▸ Task to complete:
Only lines holding the word "true" are needed; copy each of them from the material.

▸ Materials provided:
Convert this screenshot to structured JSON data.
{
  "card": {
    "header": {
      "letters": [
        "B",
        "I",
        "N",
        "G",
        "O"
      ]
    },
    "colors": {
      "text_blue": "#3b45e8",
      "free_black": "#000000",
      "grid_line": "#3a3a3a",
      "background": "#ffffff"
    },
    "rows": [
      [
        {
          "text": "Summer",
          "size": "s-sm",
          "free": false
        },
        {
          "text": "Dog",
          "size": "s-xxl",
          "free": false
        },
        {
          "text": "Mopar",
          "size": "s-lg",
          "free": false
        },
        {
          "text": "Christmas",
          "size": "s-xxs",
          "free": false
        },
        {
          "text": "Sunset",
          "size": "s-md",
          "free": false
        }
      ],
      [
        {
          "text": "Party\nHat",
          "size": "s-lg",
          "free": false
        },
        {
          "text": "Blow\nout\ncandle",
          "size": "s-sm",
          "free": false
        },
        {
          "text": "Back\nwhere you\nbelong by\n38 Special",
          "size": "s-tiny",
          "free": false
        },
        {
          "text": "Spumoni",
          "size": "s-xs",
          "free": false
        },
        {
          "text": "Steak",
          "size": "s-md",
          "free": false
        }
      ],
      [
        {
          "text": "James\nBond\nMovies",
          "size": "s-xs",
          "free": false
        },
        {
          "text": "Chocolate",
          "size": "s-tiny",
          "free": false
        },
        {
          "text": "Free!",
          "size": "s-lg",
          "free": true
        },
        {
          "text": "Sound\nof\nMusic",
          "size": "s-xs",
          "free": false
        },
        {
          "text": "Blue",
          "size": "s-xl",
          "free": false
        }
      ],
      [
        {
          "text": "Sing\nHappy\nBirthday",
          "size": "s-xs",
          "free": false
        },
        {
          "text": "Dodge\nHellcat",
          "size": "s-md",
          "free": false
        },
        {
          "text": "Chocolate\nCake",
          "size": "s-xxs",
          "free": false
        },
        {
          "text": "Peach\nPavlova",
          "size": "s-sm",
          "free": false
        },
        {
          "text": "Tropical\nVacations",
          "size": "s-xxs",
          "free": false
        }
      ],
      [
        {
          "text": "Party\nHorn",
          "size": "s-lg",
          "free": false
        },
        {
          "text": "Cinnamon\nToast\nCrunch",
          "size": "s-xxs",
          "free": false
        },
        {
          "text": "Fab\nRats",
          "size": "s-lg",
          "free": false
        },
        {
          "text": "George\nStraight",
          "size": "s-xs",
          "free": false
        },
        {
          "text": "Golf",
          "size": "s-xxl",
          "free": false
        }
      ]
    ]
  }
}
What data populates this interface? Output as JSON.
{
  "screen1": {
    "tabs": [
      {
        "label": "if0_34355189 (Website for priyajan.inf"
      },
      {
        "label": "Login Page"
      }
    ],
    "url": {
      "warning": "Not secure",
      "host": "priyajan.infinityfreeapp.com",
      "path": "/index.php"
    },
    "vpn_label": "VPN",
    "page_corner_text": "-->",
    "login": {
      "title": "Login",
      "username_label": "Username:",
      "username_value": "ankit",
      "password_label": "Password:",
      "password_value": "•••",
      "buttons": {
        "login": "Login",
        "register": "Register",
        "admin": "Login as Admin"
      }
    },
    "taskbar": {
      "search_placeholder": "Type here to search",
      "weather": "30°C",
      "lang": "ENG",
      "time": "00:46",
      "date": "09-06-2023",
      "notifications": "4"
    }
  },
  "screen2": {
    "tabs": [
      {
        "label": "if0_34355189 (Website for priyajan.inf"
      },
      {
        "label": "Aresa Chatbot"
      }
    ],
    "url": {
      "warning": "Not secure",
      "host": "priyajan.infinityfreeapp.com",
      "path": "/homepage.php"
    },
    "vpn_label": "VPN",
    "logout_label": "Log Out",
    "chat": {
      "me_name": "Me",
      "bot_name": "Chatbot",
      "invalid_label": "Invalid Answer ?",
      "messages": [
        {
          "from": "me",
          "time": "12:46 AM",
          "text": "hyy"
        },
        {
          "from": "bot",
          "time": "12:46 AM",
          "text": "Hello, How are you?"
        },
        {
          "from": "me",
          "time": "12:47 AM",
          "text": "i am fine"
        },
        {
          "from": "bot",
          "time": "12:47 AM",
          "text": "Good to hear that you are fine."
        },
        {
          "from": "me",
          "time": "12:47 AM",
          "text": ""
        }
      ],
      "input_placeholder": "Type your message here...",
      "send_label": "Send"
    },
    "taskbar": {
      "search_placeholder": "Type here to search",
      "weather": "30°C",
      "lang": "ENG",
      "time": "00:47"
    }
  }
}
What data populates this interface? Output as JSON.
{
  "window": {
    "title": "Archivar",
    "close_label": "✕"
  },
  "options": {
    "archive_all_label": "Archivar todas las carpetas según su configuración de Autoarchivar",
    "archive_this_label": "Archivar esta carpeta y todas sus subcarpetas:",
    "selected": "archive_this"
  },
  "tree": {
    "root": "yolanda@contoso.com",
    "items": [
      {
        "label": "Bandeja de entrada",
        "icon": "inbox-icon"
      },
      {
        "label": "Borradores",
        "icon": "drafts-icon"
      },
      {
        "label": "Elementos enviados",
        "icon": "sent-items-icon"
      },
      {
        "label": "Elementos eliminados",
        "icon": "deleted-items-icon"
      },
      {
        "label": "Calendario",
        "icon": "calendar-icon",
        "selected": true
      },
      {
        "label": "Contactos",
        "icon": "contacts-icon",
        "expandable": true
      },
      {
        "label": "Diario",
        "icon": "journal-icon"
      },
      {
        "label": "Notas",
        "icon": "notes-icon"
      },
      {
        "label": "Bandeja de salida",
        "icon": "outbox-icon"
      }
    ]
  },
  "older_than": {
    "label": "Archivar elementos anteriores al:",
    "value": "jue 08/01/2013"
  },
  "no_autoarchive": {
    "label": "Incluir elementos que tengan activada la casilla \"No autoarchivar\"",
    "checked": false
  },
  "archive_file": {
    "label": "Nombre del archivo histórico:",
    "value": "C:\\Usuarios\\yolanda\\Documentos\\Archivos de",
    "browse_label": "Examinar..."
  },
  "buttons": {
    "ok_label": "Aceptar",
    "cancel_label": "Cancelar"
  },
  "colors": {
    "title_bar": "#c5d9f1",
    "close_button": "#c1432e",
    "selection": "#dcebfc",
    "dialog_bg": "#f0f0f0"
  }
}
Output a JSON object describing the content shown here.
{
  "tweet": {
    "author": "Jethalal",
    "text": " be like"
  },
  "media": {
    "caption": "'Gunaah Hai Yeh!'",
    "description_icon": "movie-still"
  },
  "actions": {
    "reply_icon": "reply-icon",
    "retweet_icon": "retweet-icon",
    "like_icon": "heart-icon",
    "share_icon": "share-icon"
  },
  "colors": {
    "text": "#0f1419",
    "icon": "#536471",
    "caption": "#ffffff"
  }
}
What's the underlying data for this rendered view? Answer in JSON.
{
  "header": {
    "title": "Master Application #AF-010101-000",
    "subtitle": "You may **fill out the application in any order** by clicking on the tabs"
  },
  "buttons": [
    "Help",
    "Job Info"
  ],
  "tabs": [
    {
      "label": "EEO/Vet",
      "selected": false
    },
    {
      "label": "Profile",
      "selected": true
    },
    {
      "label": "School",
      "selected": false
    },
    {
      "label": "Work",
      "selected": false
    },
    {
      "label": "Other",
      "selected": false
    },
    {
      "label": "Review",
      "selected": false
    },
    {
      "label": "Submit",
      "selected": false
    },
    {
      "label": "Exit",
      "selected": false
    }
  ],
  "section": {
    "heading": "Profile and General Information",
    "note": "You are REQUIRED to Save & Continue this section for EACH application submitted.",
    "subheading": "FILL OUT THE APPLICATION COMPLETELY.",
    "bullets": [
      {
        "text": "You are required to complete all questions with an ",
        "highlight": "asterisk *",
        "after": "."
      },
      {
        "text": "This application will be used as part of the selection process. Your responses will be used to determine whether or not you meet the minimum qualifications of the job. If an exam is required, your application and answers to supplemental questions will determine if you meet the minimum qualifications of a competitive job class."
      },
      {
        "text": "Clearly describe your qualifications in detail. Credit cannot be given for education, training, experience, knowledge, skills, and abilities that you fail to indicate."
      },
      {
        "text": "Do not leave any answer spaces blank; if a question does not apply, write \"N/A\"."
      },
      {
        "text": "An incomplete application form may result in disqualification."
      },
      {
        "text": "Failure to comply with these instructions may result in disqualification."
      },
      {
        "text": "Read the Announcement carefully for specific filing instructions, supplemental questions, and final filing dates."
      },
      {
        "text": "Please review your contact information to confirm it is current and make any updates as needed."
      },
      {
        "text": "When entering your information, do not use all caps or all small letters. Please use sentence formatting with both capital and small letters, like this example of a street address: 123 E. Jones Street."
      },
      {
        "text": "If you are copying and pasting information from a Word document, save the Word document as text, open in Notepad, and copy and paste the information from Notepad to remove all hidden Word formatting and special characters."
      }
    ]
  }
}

▸ Your response:
          "free": true
        "selected": true
        "expandable": true
      "selected": true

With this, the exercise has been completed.